▶ [Exercise description]: Each entry that appears below should be restated exactly as it is.

▶ [Data provided]:
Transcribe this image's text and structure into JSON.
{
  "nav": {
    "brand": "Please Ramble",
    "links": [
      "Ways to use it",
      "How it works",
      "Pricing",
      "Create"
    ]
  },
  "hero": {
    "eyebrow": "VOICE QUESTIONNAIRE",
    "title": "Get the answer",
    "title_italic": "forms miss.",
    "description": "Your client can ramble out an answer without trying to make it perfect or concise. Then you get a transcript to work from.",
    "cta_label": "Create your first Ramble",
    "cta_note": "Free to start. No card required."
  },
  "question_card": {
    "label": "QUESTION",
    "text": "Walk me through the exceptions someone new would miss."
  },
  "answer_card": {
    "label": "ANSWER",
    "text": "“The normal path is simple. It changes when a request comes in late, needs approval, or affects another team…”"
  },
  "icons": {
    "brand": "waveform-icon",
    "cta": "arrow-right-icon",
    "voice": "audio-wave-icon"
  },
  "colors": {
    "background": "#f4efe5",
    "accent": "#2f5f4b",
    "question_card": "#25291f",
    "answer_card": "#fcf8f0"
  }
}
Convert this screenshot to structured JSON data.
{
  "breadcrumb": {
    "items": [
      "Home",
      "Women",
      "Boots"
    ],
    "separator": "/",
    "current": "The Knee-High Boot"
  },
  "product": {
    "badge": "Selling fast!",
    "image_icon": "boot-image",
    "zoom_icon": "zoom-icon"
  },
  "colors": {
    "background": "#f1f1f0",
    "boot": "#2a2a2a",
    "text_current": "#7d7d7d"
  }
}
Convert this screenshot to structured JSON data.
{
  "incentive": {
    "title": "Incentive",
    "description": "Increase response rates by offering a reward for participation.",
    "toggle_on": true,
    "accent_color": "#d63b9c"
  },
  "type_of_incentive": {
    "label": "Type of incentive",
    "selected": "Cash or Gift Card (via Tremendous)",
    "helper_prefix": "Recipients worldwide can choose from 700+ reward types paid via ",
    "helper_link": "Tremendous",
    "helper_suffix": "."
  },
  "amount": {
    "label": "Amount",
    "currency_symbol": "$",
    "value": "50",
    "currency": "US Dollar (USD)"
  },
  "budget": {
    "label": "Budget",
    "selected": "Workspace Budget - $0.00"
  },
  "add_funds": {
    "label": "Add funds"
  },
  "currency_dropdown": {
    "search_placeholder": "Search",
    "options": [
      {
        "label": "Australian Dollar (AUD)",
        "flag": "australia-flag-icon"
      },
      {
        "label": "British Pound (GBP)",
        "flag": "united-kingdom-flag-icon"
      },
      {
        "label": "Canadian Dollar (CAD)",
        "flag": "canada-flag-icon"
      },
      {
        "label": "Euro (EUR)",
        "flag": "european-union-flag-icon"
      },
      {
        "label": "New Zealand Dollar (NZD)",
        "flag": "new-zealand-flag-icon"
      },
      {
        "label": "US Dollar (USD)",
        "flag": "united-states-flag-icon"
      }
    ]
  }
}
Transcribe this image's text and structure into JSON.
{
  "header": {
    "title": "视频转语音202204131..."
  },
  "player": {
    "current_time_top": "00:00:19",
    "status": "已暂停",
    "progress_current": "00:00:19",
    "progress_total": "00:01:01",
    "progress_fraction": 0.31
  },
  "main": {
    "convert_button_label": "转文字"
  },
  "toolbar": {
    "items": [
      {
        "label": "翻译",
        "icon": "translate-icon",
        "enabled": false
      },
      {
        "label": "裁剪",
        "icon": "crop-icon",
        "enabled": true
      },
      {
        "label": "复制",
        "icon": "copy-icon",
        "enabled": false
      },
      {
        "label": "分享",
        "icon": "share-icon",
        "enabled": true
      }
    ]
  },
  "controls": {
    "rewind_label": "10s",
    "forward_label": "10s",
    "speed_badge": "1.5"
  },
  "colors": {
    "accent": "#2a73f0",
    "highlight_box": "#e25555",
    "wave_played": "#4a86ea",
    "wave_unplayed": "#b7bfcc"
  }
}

▶ [Written reply]:
Transcribe this image's text and structure into JSON.
{
  "nav": {
    "brand": "Please Ramble",
    "links": [
      "Ways to use it",
      "How it works",
      "Pricing",
      "Create"
    ]
  },
  "hero": {
    "eyebrow": "VOICE QUESTIONNAIRE",
    "title": "Get the answer",
    "title_italic": "forms miss.",
    "description": "Your client can ramble out an answer without trying to make it perfect or concise. Then you get a transcript to work from.",
    "cta_label": "Create your first Ramble",
    "cta_note": "Free to start. No card required."
  },
  "question_card": {
    "label": "QUESTION",
    "text": "Walk me through the exceptions someone new would miss."
  },
  "answer_card": {
    "label": "ANSWER",
    "text": "“The normal path is simple. It changes when a request comes in late, needs approval, or affects another team…”"
  },
  "icons": {
    "brand": "waveform-icon",
    "cta": "arrow-right-icon",
    "voice": "audio-wave-icon"
  },
  "colors": {
    "background": "#f4efe5",
    "accent": "#2f5f4b",
    "question_card": "#25291f",
    "answer_card": "#fcf8f0"
  }
}
Convert this screenshot to structured JSON data.
{
  "breadcrumb": {
    "items": [
      "Home",
      "Women",
      "Boots"
    ],
    "separator": "/",
    "current": "The Knee-High Boot"
  },
  "product": {
    "badge": "Selling fast!",
    "image_icon": "boot-image",
    "zoom_icon": "zoom-icon"
  },
  "colors": {
    "background": "#f1f1f0",
    "boot": "#2a2a2a",
    "text_current": "#7d7d7d"
  }
}
Convert this screenshot to structured JSON data.
{
  "incentive": {
    "title": "Incentive",
    "description": "Increase response rates by offering a reward for participation.",
    "toggle_on": true,
    "accent_color": "#d63b9c"
  },
  "type_of_incentive": {
    "label": "Type of incentive",
    "selected": "Cash or Gift Card (via Tremendous)",
    "helper_prefix": "Recipients worldwide can choose from 700+ reward types paid via ",
    "helper_link": "Tremendous",
    "helper_suffix": "."
  },
  "amount": {
    "label": "Amount",
    "currency_symbol": "$",
    "value": "50",
    "currency": "US Dollar (USD)"
  },
  "budget": {
    "label": "Budget",
    "selected": "Workspace Budget - $0.00"
  },
  "add_funds": {
    "label": "Add funds"
  },
  "currency_dropdown": {
    "search_placeholder": "Search",
    "options": [
      {
        "label": "Australian Dollar (AUD)",
        "flag": "australia-flag-icon"
      },
      {
        "label": "British Pound (GBP)",
        "flag": "united-kingdom-flag-icon"
      },
      {
        "label": "Canadian Dollar (CAD)",
        "flag": "canada-flag-icon"
      },
      {
        "label": "Euro (EUR)",
        "flag": "european-union-flag-icon"
      },
      {
        "label": "New Zealand Dollar (NZD)",
        "flag": "new-zealand-flag-icon"
      },
      {
        "label": "US Dollar (USD)",
        "flag": "united-states-flag-icon"
      }
    ]
  }
}
Transcribe this image's text and structure into JSON.
{
  "header": {
    "title": "视频转语音202204131..."
  },
  "player": {
    "current_time_top": "00:00:19",
    "status": "已暂停",
    "progress_current": "00:00:19",
    "progress_total": "00:01:01",
    "progress_fraction": 0.31
  },
  "main": {
    "convert_button_label": "转文字"
  },
  "toolbar": {
    "items": [
      {
        "label": "翻译",
        "icon": "translate-icon",
        "enabled": false
      },
      {
        "label": "裁剪",
        "icon": "crop-icon",
        "enabled": true
      },
      {
        "label": "复制",
        "icon": "copy-icon",
        "enabled": false
      },
      {
        "label": "分享",
        "icon": "share-icon",
        "enabled": true
      }
    ]
  },
  "controls": {
    "rewind_label": "10s",
    "forward_label": "10s",
    "speed_badge": "1.5"
  },
  "colors": {
    "accent": "#2a73f0",
    "highlight_box": "#e25555",
    "wave_played": "#4a86ea",
    "wave_unplayed": "#b7bfcc"
  }
}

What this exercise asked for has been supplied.